With World Cup-winning Coach Lippi resisting the lure of putting his feet up at his beach-front house in Viareggio, he has since set about the task of restoring some confidence in la Nazionale’s quest to successfully defend their world crown in 2010. Recent squads during the World Cup qualifiers suggest that the Azzurri will once again rely heavily on Juventus and its players – especially their defenders. The victorious 1934 team featured the defensive triumvirate of Combi-Rosetta-Caligaris, while the 1982 side fielded Zoff-Scirea-Gentile. With the return of Fabio Cannavaro, both Juve and Italy will restore its fabled three-man defensive units of old, with Buffon in goal, and the central-defensive duo of Cannavaro and Giorgio Chiellini. Camoranesi continues to link the present with the past as he follows the likes of Omar Sívori and Raimundo Orsi as another Juve oriundi, while Vincenzo Iaquinta and Del Piero are in with a chance of going to South Africa.
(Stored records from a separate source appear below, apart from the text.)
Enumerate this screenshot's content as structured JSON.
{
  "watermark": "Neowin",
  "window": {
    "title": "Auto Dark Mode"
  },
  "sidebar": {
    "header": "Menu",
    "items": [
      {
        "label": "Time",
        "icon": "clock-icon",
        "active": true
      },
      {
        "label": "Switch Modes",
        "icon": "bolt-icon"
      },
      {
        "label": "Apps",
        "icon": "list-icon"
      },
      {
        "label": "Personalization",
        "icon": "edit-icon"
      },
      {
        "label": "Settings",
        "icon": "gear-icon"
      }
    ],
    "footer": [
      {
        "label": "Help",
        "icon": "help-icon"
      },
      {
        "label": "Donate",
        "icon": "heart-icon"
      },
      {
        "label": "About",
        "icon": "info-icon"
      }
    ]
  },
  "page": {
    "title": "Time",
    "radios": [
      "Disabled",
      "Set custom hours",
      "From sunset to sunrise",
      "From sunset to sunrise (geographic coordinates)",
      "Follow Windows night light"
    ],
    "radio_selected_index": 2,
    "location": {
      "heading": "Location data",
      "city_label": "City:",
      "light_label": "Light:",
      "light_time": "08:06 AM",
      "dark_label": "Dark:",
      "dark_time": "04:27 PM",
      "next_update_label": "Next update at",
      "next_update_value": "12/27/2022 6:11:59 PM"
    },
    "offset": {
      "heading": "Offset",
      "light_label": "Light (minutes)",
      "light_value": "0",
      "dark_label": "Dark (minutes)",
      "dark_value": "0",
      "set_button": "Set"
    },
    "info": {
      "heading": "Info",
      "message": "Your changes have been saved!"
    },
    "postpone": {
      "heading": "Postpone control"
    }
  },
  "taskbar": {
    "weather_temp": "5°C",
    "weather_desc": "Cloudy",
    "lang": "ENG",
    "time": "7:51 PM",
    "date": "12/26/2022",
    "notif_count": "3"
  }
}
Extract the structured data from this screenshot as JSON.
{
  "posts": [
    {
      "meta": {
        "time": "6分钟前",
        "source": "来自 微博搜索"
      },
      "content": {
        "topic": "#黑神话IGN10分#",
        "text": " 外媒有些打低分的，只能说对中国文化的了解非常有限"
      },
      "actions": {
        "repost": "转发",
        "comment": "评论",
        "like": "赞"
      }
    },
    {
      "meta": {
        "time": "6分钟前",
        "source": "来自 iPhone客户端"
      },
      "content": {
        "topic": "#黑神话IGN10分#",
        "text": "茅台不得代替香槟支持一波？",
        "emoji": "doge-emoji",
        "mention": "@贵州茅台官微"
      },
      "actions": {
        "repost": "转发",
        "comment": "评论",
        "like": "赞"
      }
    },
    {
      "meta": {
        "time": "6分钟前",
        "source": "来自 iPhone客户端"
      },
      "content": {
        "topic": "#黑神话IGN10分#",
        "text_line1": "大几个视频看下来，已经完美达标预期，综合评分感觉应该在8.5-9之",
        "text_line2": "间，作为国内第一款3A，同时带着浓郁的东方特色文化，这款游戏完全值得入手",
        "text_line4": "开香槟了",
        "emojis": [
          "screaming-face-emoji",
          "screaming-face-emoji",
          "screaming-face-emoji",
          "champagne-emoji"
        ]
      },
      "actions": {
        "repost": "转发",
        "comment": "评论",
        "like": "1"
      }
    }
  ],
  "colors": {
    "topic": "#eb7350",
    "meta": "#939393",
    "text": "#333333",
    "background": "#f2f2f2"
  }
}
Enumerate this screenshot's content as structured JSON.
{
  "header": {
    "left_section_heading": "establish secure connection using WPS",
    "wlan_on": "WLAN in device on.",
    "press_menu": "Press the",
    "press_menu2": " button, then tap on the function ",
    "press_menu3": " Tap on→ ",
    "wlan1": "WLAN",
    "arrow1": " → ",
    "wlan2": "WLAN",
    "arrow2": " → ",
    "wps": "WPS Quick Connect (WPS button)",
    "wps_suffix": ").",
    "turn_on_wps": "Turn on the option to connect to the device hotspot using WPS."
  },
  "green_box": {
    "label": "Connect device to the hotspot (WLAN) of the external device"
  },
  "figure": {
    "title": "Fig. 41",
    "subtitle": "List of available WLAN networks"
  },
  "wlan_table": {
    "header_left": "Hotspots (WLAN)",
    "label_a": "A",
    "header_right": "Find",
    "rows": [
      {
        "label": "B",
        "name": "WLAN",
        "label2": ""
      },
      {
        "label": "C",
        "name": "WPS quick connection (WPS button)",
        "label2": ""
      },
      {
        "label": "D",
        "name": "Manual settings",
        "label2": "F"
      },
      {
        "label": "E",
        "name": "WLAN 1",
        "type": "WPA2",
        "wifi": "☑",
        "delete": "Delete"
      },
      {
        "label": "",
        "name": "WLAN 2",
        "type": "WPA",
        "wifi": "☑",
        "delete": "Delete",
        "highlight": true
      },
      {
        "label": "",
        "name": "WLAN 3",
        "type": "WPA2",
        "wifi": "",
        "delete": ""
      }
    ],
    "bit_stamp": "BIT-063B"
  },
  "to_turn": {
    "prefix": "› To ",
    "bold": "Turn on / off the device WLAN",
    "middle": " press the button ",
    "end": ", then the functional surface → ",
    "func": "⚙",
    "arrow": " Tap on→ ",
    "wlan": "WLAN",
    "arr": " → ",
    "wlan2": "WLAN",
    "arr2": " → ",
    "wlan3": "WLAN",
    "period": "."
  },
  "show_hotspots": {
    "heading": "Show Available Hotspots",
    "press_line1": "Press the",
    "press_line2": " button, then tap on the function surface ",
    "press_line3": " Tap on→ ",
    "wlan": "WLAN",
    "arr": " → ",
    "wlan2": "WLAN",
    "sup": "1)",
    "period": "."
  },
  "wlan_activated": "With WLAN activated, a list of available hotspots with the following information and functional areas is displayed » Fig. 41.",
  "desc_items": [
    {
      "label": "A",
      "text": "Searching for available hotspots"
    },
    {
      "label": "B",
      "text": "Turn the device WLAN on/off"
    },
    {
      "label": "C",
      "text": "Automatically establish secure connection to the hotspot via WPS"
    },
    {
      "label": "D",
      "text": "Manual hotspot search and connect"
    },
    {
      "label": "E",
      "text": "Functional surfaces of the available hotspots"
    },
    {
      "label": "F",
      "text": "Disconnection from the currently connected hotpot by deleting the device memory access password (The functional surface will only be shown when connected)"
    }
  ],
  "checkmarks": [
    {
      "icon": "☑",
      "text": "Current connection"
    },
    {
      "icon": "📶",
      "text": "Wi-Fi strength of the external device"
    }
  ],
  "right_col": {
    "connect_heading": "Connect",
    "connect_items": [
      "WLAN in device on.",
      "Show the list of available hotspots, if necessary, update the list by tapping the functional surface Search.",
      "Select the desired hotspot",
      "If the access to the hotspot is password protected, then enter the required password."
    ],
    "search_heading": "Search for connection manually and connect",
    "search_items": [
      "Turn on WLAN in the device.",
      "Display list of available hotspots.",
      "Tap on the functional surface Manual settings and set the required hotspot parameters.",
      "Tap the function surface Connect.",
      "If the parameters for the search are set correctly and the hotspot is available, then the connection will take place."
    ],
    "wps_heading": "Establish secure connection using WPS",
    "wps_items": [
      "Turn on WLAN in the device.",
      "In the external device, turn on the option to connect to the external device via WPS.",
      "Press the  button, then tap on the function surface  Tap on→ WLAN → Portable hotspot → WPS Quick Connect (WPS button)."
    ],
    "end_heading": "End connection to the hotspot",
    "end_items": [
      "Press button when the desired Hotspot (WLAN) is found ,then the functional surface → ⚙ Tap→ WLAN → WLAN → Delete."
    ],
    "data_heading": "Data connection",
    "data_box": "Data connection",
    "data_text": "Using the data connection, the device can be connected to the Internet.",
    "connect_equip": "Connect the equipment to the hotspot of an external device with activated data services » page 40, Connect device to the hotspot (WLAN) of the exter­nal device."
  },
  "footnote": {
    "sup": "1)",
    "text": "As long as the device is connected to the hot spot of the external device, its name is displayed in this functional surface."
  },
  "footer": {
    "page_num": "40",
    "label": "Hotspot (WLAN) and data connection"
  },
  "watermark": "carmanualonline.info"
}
Looking further ahead, the Atomic Ant – Sebastian Giovinco – will look to make an impact in Juve colours and take on the mantle of Azzurri playmaker. Claudio Marchisio will hope to boss the midfield in years to come and emulate idol Marco Tardelli by scoring in a World Cup final. Juventus’ endless production line of youngsters have made up the majority of the Under-21 sides in recent years, and who is to say they will not continue to mirror their club success with international glory in full Azzurri colours. The Bianconeri, with their record number of appearances for la Nazionale, have made Coverciano a home away from home, and one thinks they will long continue to do so. La Vecchia Signora’s peaks have mirrored success for the national side, while both have hit low points at roughly the same time, too. Are their fortunes really inextricably linked to the other, or is it mere coincidence? You know what to do if you are an Azzurri fan – get your Bianconeri scarf out.